The proposal would mean that if a Swedish court approves, another EU-based police service would be able to tap phone calls and scan emails and other data transfers directly, rather than through the Swedish police.
“The rules we’re proposing mean that the same conditions would apply as to a domestic crime investigation,” said Ulf Wallentheim at the justice department.
“The investigation must relate to a crime that would result in at least two years in prison in Sweden.”
According to Svenska Dagbladet, the government hopes that by introducing such a policy it would be able to carry out surveillance in other EU countries more effectively.

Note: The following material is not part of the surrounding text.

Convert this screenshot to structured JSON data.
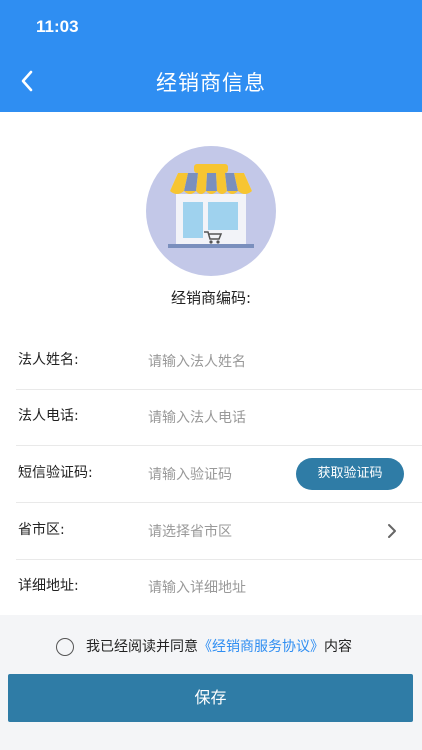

Justice ombudsman Mats Melin said that the proposal had “many weaknesses”, while the general secretary of the Swedish Bar Association, Anne Ramberg, told SvD that the development is “very, very worrying”.
“We are fast on our way to becoming an extremely unpleasant society. Sometimes you can give up a little integrity to get at organised crime, but never the rule of law.”
Sources: Svenska Dagbladet